Exercise instructions
Please give the listing underneath again, exactly as shown.

----- Material for this task

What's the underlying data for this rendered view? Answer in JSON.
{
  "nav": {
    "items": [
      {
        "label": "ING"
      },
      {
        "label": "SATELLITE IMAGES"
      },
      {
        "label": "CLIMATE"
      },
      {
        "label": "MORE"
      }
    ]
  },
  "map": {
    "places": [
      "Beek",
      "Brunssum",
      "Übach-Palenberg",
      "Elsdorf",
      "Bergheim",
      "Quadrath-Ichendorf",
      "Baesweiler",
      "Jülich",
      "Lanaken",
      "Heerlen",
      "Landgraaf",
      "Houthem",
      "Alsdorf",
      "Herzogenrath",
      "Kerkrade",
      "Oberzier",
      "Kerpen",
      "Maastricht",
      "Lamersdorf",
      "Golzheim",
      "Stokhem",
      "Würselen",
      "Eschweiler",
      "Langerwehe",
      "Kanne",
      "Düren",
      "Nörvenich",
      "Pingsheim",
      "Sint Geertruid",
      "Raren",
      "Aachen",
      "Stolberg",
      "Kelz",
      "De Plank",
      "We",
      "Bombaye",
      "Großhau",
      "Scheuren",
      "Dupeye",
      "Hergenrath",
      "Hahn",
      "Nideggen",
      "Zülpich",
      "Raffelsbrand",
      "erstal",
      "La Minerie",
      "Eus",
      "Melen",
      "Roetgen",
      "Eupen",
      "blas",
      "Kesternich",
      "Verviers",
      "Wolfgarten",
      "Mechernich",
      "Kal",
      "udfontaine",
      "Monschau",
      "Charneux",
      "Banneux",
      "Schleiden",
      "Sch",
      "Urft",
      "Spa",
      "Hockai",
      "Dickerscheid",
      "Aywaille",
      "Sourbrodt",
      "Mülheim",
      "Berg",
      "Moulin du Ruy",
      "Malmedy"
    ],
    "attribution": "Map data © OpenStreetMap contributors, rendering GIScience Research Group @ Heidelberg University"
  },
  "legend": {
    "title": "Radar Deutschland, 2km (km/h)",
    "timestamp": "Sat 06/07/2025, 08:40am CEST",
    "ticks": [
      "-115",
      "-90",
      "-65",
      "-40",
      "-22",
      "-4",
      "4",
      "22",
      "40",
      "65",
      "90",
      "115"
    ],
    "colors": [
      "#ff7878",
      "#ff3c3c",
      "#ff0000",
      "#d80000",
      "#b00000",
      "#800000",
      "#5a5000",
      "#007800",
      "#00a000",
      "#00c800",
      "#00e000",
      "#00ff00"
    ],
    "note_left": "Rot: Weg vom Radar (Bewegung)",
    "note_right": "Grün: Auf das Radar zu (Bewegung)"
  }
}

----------

Completed exercise
What's the underlying data for this rendered view? Answer in JSON.
{
  "nav": {
    "items": [
      {
        "label": "ING"
      },
      {
        "label": "SATELLITE IMAGES"
      },
      {
        "label": "CLIMATE"
      },
      {
        "label": "MORE"
      }
    ]
  },
  "map": {
    "places": [
      "Beek",
      "Brunssum",
      "Übach-Palenberg",
      "Elsdorf",
      "Bergheim",
      "Quadrath-Ichendorf",
      "Baesweiler",
      "Jülich",
      "Lanaken",
      "Heerlen",
      "Landgraaf",
      "Houthem",
      "Alsdorf",
      "Herzogenrath",
      "Kerkrade",
      "Oberzier",
      "Kerpen",
      "Maastricht",
      "Lamersdorf",
      "Golzheim",
      "Stokhem",
      "Würselen",
      "Eschweiler",
      "Langerwehe",
      "Kanne",
      "Düren",
      "Nörvenich",
      "Pingsheim",
      "Sint Geertruid",
      "Raren",
      "Aachen",
      "Stolberg",
      "Kelz",
      "De Plank",
      "We",
      "Bombaye",
      "Großhau",
      "Scheuren",
      "Dupeye",
      "Hergenrath",
      "Hahn",
      "Nideggen",
      "Zülpich",
      "Raffelsbrand",
      "erstal",
      "La Minerie",
      "Eus",
      "Melen",
      "Roetgen",
      "Eupen",
      "blas",
      "Kesternich",
      "Verviers",
      "Wolfgarten",
      "Mechernich",
      "Kal",
      "udfontaine",
      "Monschau",
      "Charneux",
      "Banneux",
      "Schleiden",
      "Sch",
      "Urft",
      "Spa",
      "Hockai",
      "Dickerscheid",
      "Aywaille",
      "Sourbrodt",
      "Mülheim",
      "Berg",
      "Moulin du Ruy",
      "Malmedy"
    ],
    "attribution": "Map data © OpenStreetMap contributors, rendering GIScience Research Group @ Heidelberg University"
  },
  "legend": {
    "title": "Radar Deutschland, 2km (km/h)",
    "timestamp": "Sat 06/07/2025, 08:40am CEST",
    "ticks": [
      "-115",
      "-90",
      "-65",
      "-40",
      "-22",
      "-4",
      "4",
      "22",
      "40",
      "65",
      "90",
      "115"
    ],
    "colors": [
      "#ff7878",
      "#ff3c3c",
      "#ff0000",
      "#d80000",
      "#b00000",
      "#800000",
      "#5a5000",
      "#007800",
      "#00a000",
      "#00c800",
      "#00e000",
      "#00ff00"
    ],
    "note_left": "Rot: Weg vom Radar (Bewegung)",
    "note_right": "Grün: Auf das Radar zu (Bewegung)"
  }
}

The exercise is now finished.